• **Prompt**: Line by line, give the data again exactly as it appears.

• **Record set**:
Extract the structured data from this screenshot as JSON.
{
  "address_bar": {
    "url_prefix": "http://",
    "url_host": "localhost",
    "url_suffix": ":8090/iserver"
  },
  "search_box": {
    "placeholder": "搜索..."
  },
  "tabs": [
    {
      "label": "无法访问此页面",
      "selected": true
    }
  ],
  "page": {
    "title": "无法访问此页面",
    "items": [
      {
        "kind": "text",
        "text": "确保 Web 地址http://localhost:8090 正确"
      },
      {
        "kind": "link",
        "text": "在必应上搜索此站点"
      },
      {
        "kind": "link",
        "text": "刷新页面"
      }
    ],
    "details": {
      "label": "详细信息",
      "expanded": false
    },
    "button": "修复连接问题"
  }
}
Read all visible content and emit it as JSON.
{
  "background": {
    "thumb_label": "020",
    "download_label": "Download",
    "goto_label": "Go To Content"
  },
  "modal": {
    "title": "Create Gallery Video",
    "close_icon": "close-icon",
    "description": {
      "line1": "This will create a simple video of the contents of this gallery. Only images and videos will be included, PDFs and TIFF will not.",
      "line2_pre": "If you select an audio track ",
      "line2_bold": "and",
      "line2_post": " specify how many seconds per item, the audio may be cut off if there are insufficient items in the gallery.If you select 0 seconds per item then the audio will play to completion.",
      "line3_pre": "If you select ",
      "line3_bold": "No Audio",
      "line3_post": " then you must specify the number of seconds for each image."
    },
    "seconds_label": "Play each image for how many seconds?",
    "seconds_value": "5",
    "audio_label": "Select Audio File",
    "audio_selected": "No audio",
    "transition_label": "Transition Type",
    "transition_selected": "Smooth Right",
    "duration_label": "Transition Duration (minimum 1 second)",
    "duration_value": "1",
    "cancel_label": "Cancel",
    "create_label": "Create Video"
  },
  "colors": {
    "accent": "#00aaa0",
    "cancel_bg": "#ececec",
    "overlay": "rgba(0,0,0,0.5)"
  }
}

• **Output below**:
Extract the structured data from this screenshot as JSON.
{
  "address_bar": {
    "url_prefix": "http://",
    "url_host": "localhost",
    "url_suffix": ":8090/iserver"
  },
  "search_box": {
    "placeholder": "搜索..."
  },
  "tabs": [
    {
      "label": "无法访问此页面",
      "selected": true
    }
  ],
  "page": {
    "title": "无法访问此页面",
    "items": [
      {
        "kind": "text",
        "text": "确保 Web 地址http://localhost:8090 正确"
      },
      {
        "kind": "link",
        "text": "在必应上搜索此站点"
      },
      {
        "kind": "link",
        "text": "刷新页面"
      }
    ],
    "details": {
      "label": "详细信息",
      "expanded": false
    },
    "button": "修复连接问题"
  }
}
Read all visible content and emit it as JSON.
{
  "background": {
    "thumb_label": "020",
    "download_label": "Download",
    "goto_label": "Go To Content"
  },
  "modal": {
    "title": "Create Gallery Video",
    "close_icon": "close-icon",
    "description": {
      "line1": "This will create a simple video of the contents of this gallery. Only images and videos will be included, PDFs and TIFF will not.",
      "line2_pre": "If you select an audio track ",
      "line2_bold": "and",
      "line2_post": " specify how many seconds per item, the audio may be cut off if there are insufficient items in the gallery.If you select 0 seconds per item then the audio will play to completion.",
      "line3_pre": "If you select ",
      "line3_bold": "No Audio",
      "line3_post": " then you must specify the number of seconds for each image."
    },
    "seconds_label": "Play each image for how many seconds?",
    "seconds_value": "5",
    "audio_label": "Select Audio File",
    "audio_selected": "No audio",
    "transition_label": "Transition Type",
    "transition_selected": "Smooth Right",
    "duration_label": "Transition Duration (minimum 1 second)",
    "duration_value": "1",
    "cancel_label": "Cancel",
    "create_label": "Create Video"
  },
  "colors": {
    "accent": "#00aaa0",
    "cancel_bg": "#ececec",
    "overlay": "rgba(0,0,0,0.5)"
  }
}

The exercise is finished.